‘I don’t think this is meant to be candy.’

'I don't think this is meant to be candy.'
'I don't think this is meant to be candy.'
Photo: Wikipedia

We tried more of that curiously awful Scandinavian candy in the office yesterday. Tricia and Mike suffered through one Lakrisal wafer apiece.

Tricia said: “It’s like you scraped soy sauce off the bottom of your pan after you burned it, and formed it into a lozenge, and stuck it into your mouth.”

Mike: “I don’t think this is meant to be candy.”

But it is candy, this combination of sugar, licorice and ammonium chloride. Now we want to understand why the flavor is famously so tough for so many people. Our first inquiries yielded a few leads from you folks, for which we are grateful.

@John wrote:

Well, this is just a guess, but Ammonium Chloride is produced in nature by volcanos. it is also in that white powdery stuff left over when you burn charcoal. It used in explosives, fireworks, cough syrup and household cleaners.

So, yeah, it takes like drain cleaner.

@Pretzelogic in Philly, PA, wrote:

Only a further guess, but I’m pretty sure that ammonia, while not an inherent component of urine, isproduced by the bacterial breakdown of urine. So the scent of that ingredient would be reminiscent, e.g. of aging cat pee… (not that I let my little buddies’ litter box go long enough to know from personal experience).

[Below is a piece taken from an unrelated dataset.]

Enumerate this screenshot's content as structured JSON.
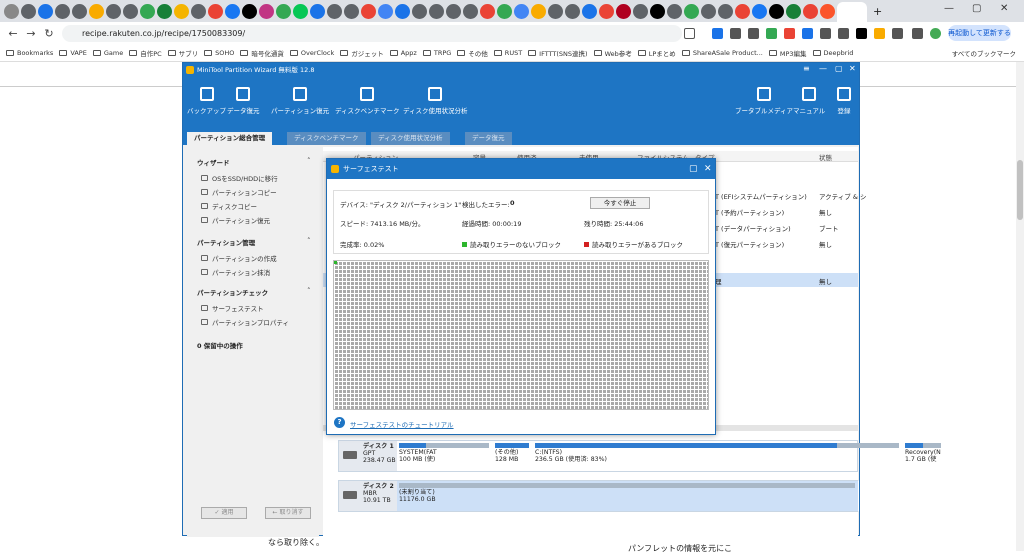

@TodoInTX wrote:

I am no food scientist or biologist but, my theory is that the ammonium chloride, being an electrolyte, enhances the piezoelectric reactions on the taste buds turning up their sensitivity. The enhanced sensitivity make the tastes buds signal bitter, sour, salty and sweet taste all at once with the combination of the former crowding out signals for sweet.

Our food science quest for the secret of Lakrisal continues. If you’ve got ideas and/or links, please hit the comments. Thank you.


Rachel Maddow Show Lakrisal

'I don't think this is meant to be candy.'